Seyðisfjörður magical town
Updated: Jan 12, 2022
Anyone who visits the small town of Seyðisfjörður and the fjord of the same name will be impressed by the town’s beauty and the fjord’s spectacular landscape. Seyðisfjörður is a place of boundless charm and the only town or village along the coastline of Iceland located at the bottom of the fjord. Most of the small towns in fjords are located by the mountain slopes in the middle of the fjord. The Seyðisfjörður fjord is a bit narrow when compared to many of the eastern and western fjords, and protects the village from strong winds coming from all directions. The Seyðisfjörður fjord enhances the beauty of the ocean, as it allows the ocean to mirror calmness. The depth of the waters in the Seyðisfjörður fjord has made it possible for ships of all sizes to sail safely into the natural harbor at the bottom of the fjord. So, if you are planning a trip to Iceland and travel on the Ring Road, I recommend that you visit Seyðisfjörður on your way.
The Only Ferry to Iceland
Most of the tourists who visit Iceland arrive through the Keflavik airport in Reykjanes peninsula, which is located in the southwest of Iceland. However, not many know about the ferry that can be used to reach the island. M/S Norröna, operated by Smyril Line International all year round, sets sail every week from Denmark, halts in the Faroe Islands, and then reaches Seyðisfjörður town in the east. The ferry is a good option to visit Iceland, more so if you want to take your car with you. Once you disembark from the ferry, a 25-km drive from Seyðisfjörður to Egilsstaðir over the 600-meter-high mountain pass called Fjarðarheiði will lead you to the Ring Road.
The Distinguishing Premise in Seyðisfjörður’s History
The town of Seyðisfjörður started developing around the middle of the 19th century.
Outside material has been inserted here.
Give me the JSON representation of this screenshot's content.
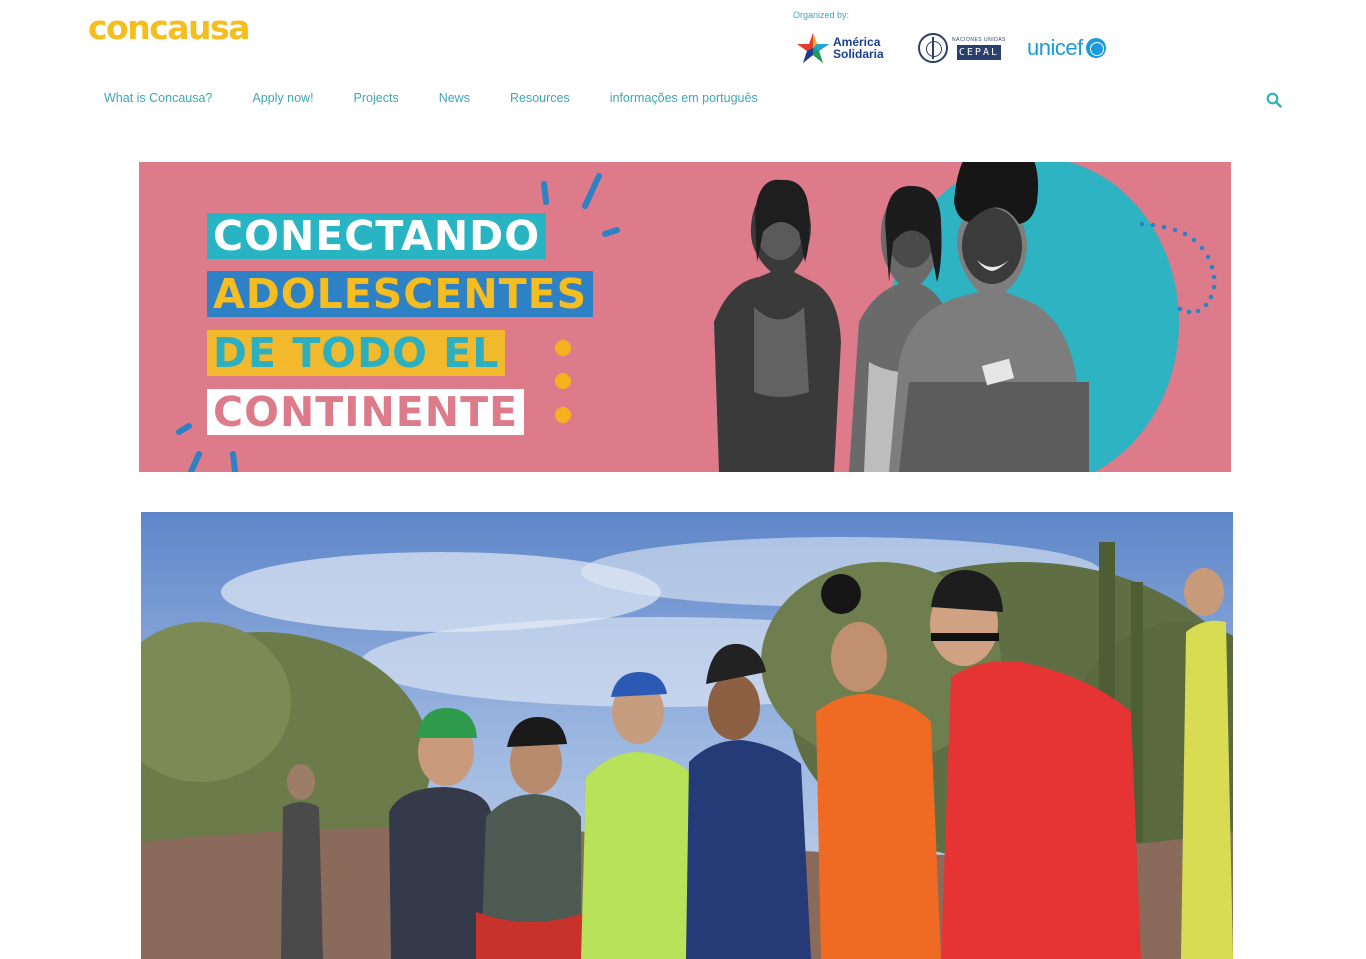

A few decades after the notorious Danish–Icelandic trade monopoly was abolished, merchants saw trading opportunities in the region and opened trading posts and built a cluster of houses. Like many other towns and villages in Iceland, easily accessible and rich fishing grounds played a significant role in the development of Seyðisfjörður. However, unlike many other towns and villages, Seyðisfjörður did not have much access to fish varieties such as cod, haddock, or halibut, except as a means of livelihood for survival. Instead, the main fish stock that was abundant in this area, and contributed to the town’s economic development, were herring and whales. In addition to merchants, entrepreneurs in the fishing and fish processing sector also came to Seyðisfjörður to take advantage of the herring stock flourishing in its waters. Although the herring frenzy began in Iceland only in the middle of the 20th century, Icelanders had already seen a similar development in the middle of the 19th century but on a smaller scale, in Seyðisfjörður. This development opened a path for the town’s progress, as opportunities for people in the surrounding rural areas grew, and they moved to the growing village at the bottom of the fjord.
A Good Town for Living as well as Visiting
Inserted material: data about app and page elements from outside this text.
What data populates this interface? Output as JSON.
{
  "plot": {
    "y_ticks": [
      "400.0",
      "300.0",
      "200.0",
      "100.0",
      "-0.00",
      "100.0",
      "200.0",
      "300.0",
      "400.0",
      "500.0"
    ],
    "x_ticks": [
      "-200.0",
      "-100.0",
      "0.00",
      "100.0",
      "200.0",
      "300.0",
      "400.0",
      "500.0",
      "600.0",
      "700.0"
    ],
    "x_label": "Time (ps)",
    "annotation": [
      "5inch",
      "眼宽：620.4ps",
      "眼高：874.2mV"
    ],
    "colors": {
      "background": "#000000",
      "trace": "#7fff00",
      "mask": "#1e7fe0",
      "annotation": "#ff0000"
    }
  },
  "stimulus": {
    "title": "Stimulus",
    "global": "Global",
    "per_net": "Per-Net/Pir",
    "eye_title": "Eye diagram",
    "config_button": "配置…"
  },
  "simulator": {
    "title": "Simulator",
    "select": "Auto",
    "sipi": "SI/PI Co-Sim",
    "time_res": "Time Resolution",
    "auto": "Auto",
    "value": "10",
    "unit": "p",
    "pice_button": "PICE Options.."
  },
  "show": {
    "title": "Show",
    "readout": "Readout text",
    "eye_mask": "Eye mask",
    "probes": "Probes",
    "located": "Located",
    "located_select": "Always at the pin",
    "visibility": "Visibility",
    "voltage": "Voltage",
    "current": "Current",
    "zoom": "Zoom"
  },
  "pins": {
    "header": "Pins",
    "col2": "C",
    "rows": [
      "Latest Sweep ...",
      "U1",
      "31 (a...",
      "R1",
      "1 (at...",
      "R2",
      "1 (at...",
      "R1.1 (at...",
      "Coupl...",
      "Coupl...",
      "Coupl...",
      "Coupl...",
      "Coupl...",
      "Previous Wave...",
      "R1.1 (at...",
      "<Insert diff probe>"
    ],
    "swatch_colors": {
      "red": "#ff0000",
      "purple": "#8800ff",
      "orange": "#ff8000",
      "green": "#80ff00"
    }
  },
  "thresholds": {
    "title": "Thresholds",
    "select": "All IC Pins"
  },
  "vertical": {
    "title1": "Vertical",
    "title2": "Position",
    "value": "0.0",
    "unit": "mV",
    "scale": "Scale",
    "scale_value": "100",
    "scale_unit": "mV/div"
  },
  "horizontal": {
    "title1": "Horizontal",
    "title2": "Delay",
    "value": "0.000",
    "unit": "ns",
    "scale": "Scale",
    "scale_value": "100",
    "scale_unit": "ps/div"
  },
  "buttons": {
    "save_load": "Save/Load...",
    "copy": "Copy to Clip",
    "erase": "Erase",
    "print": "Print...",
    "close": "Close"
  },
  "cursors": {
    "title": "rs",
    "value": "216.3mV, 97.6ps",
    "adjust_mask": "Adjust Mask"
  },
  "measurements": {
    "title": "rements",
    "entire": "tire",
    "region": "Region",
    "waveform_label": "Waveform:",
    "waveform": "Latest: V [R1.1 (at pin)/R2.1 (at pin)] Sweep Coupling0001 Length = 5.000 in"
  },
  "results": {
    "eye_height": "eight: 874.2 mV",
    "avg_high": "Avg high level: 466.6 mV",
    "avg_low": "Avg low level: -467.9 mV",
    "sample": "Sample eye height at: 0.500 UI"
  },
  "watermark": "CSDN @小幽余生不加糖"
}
Today, Seyðisfjörður is a part of the Múlaþing municipality, having a population of approximately 680 people, as of January 2022. It is an artistic and culturally driven town, which is loved by its residents, despite the isolation that haunts the town during the darkest winter months. Seyðisfjörður offers good quality essential services to its inhabitants. As far as the education sector is concerned, the town has a preschool, a primary school, a secondary school, as well as a music school. Healthcare services are well-accessible to all and quality healthcare is provided for the elderly. The village has an old and charming indoor swimming pool among other sports facilities. With a view of attracting incoming tourists and campers, the town has developed its camping site in an excellent manner. I have stayed in the site several times, and so can say with confidence that the place offers very good service. Seyðisfjörður also boasts of an interesting variety of restaurants and cafés as well as a good selection of accommodation facilities.
Loss Suffered by Seyðisfjörður in December 2020
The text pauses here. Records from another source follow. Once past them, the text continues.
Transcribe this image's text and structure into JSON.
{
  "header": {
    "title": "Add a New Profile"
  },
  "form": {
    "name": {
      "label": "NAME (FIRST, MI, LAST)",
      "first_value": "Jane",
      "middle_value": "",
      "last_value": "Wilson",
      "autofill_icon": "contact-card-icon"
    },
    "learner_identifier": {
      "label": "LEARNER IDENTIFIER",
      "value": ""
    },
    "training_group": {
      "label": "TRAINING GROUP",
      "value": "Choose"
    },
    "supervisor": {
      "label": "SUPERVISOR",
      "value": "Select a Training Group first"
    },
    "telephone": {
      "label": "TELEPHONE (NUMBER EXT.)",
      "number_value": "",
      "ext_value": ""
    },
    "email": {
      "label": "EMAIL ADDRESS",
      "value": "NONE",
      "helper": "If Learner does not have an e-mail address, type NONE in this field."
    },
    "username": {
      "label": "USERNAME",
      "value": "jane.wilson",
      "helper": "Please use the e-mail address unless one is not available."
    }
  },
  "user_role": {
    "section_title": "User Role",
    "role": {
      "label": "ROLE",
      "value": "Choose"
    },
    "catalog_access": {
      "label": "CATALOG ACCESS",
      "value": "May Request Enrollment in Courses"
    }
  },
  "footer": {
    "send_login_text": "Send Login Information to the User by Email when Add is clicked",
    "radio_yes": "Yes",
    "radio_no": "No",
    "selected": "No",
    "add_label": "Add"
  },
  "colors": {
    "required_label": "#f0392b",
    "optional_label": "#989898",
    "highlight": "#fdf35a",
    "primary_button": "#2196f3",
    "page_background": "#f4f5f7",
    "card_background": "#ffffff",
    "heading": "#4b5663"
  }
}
After a week of unusually warm temperature and precipitation, in December 2020, Seyðisfjörður faced a large landslide in a volume that it had never experienced before. Miraculously, no serious injuries or loss of lives were caused, but many old houses, businesses, and small museums were lost in the disaster. It was a significant blow to the town, especially as historically important buildings and artifacts were lost forever.